> [ABOUT THIS TASK] Repeat every record below exactly as written.

++++ SUPPLIED DATA ++++

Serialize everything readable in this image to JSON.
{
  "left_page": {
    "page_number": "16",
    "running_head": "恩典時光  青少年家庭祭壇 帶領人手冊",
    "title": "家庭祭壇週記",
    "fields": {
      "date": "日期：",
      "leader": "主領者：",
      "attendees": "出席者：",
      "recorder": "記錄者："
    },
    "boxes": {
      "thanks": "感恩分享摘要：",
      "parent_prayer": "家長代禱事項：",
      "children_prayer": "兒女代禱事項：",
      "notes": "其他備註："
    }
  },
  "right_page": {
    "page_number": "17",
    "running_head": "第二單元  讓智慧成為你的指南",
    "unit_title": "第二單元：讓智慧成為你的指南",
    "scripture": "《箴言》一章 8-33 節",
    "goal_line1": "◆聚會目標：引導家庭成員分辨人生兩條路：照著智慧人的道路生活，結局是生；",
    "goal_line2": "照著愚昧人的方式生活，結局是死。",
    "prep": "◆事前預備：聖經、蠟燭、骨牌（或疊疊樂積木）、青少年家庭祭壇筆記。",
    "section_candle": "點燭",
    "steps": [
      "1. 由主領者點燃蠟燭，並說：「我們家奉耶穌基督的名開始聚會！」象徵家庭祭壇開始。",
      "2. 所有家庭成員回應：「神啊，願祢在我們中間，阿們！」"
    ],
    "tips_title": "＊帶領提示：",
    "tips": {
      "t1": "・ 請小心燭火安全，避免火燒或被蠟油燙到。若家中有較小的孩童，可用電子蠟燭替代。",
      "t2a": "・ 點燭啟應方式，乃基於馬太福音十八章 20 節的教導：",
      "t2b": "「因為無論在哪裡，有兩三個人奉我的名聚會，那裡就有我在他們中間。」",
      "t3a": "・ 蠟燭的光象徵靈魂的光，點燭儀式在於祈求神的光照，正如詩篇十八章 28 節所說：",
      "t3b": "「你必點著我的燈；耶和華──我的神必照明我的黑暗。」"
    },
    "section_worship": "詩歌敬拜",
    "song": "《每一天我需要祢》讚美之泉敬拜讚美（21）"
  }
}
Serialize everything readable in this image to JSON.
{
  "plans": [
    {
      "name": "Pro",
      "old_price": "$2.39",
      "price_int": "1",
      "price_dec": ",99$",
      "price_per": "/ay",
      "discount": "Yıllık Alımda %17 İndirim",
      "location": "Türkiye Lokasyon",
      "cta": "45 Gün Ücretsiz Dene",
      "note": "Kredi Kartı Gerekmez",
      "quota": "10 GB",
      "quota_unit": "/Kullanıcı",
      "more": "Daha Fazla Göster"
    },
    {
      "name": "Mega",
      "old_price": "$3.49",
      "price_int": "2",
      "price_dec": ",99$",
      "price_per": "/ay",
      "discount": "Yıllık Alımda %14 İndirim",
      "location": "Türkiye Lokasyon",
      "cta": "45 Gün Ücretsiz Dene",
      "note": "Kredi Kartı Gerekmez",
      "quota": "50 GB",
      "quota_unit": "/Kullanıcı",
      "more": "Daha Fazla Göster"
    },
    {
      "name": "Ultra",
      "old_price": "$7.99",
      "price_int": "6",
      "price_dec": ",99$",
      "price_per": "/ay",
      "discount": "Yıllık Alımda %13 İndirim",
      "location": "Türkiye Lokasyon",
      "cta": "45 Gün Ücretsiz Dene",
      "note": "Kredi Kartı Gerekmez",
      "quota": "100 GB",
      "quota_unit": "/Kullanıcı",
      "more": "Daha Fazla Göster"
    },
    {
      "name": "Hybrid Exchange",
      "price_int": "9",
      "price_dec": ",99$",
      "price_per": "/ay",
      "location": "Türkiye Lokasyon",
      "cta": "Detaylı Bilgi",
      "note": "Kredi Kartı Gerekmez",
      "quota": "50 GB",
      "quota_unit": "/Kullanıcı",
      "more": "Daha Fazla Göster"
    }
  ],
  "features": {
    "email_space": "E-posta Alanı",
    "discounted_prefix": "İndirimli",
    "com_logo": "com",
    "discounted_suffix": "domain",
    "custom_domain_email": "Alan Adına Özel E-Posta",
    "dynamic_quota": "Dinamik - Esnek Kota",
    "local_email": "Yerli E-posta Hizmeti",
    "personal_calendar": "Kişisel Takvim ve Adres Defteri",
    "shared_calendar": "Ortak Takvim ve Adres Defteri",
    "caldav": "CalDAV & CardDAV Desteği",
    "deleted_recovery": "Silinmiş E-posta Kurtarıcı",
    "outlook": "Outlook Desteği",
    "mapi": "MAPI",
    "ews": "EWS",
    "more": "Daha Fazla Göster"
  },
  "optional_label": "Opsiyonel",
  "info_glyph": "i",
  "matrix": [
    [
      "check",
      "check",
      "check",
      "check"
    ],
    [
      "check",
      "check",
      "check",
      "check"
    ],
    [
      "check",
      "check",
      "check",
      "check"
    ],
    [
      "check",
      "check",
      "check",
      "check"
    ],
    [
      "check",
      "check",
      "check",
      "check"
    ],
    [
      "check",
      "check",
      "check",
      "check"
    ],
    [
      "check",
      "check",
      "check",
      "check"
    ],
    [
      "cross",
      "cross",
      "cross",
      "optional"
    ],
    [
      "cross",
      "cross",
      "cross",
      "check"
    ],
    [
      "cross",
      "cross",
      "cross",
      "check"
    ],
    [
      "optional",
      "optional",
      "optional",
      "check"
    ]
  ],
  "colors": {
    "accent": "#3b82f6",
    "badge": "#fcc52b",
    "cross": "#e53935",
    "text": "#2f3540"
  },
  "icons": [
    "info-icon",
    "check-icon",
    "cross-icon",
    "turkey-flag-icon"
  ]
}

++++

> [EXERCISE SOLUTION]
Serialize everything readable in this image to JSON.
{
  "left_page": {
    "page_number": "16",
    "running_head": "恩典時光  青少年家庭祭壇 帶領人手冊",
    "title": "家庭祭壇週記",
    "fields": {
      "date": "日期：",
      "leader": "主領者：",
      "attendees": "出席者：",
      "recorder": "記錄者："
    },
    "boxes": {
      "thanks": "感恩分享摘要：",
      "parent_prayer": "家長代禱事項：",
      "children_prayer": "兒女代禱事項：",
      "notes": "其他備註："
    }
  },
  "right_page": {
    "page_number": "17",
    "running_head": "第二單元  讓智慧成為你的指南",
    "unit_title": "第二單元：讓智慧成為你的指南",
    "scripture": "《箴言》一章 8-33 節",
    "goal_line1": "◆聚會目標：引導家庭成員分辨人生兩條路：照著智慧人的道路生活，結局是生；",
    "goal_line2": "照著愚昧人的方式生活，結局是死。",
    "prep": "◆事前預備：聖經、蠟燭、骨牌（或疊疊樂積木）、青少年家庭祭壇筆記。",
    "section_candle": "點燭",
    "steps": [
      "1. 由主領者點燃蠟燭，並說：「我們家奉耶穌基督的名開始聚會！」象徵家庭祭壇開始。",
      "2. 所有家庭成員回應：「神啊，願祢在我們中間，阿們！」"
    ],
    "tips_title": "＊帶領提示：",
    "tips": {
      "t1": "・ 請小心燭火安全，避免火燒或被蠟油燙到。若家中有較小的孩童，可用電子蠟燭替代。",
      "t2a": "・ 點燭啟應方式，乃基於馬太福音十八章 20 節的教導：",
      "t2b": "「因為無論在哪裡，有兩三個人奉我的名聚會，那裡就有我在他們中間。」",
      "t3a": "・ 蠟燭的光象徵靈魂的光，點燭儀式在於祈求神的光照，正如詩篇十八章 28 節所說：",
      "t3b": "「你必點著我的燈；耶和華──我的神必照明我的黑暗。」"
    },
    "section_worship": "詩歌敬拜",
    "song": "《每一天我需要祢》讚美之泉敬拜讚美（21）"
  }
}
Serialize everything readable in this image to JSON.
{
  "plans": [
    {
      "name": "Pro",
      "old_price": "$2.39",
      "price_int": "1",
      "price_dec": ",99$",
      "price_per": "/ay",
      "discount": "Yıllık Alımda %17 İndirim",
      "location": "Türkiye Lokasyon",
      "cta": "45 Gün Ücretsiz Dene",
      "note": "Kredi Kartı Gerekmez",
      "quota": "10 GB",
      "quota_unit": "/Kullanıcı",
      "more": "Daha Fazla Göster"
    },
    {
      "name": "Mega",
      "old_price": "$3.49",
      "price_int": "2",
      "price_dec": ",99$",
      "price_per": "/ay",
      "discount": "Yıllık Alımda %14 İndirim",
      "location": "Türkiye Lokasyon",
      "cta": "45 Gün Ücretsiz Dene",
      "note": "Kredi Kartı Gerekmez",
      "quota": "50 GB",
      "quota_unit": "/Kullanıcı",
      "more": "Daha Fazla Göster"
    },
    {
      "name": "Ultra",
      "old_price": "$7.99",
      "price_int": "6",
      "price_dec": ",99$",
      "price_per": "/ay",
      "discount": "Yıllık Alımda %13 İndirim",
      "location": "Türkiye Lokasyon",
      "cta": "45 Gün Ücretsiz Dene",
      "note": "Kredi Kartı Gerekmez",
      "quota": "100 GB",
      "quota_unit": "/Kullanıcı",
      "more": "Daha Fazla Göster"
    },
    {
      "name": "Hybrid Exchange",
      "price_int": "9",
      "price_dec": ",99$",
      "price_per": "/ay",
      "location": "Türkiye Lokasyon",
      "cta": "Detaylı Bilgi",
      "note": "Kredi Kartı Gerekmez",
      "quota": "50 GB",
      "quota_unit": "/Kullanıcı",
      "more": "Daha Fazla Göster"
    }
  ],
  "features": {
    "email_space": "E-posta Alanı",
    "discounted_prefix": "İndirimli",
    "com_logo": "com",
    "discounted_suffix": "domain",
    "custom_domain_email": "Alan Adına Özel E-Posta",
    "dynamic_quota": "Dinamik - Esnek Kota",
    "local_email": "Yerli E-posta Hizmeti",
    "personal_calendar": "Kişisel Takvim ve Adres Defteri",
    "shared_calendar": "Ortak Takvim ve Adres Defteri",
    "caldav": "CalDAV & CardDAV Desteği",
    "deleted_recovery": "Silinmiş E-posta Kurtarıcı",
    "outlook": "Outlook Desteği",
    "mapi": "MAPI",
    "ews": "EWS",
    "more": "Daha Fazla Göster"
  },
  "optional_label": "Opsiyonel",
  "info_glyph": "i",
  "matrix": [
    [
      "check",
      "check",
      "check",
      "check"
    ],
    [
      "check",
      "check",
      "check",
      "check"
    ],
    [
      "check",
      "check",
      "check",
      "check"
    ],
    [
      "check",
      "check",
      "check",
      "check"
    ],
    [
      "check",
      "check",
      "check",
      "check"
    ],
    [
      "check",
      "check",
      "check",
      "check"
    ],
    [
      "check",
      "check",
      "check",
      "check"
    ],
    [
      "cross",
      "cross",
      "cross",
      "optional"
    ],
    [
      "cross",
      "cross",
      "cross",
      "check"
    ],
    [
      "cross",
      "cross",
      "cross",
      "check"
    ],
    [
      "optional",
      "optional",
      "optional",
      "check"
    ]
  ],
  "colors": {
    "accent": "#3b82f6",
    "badge": "#fcc52b",
    "cross": "#e53935",
    "text": "#2f3540"
  },
  "icons": [
    "info-icon",
    "check-icon",
    "cross-icon",
    "turkey-flag-icon"
  ]
}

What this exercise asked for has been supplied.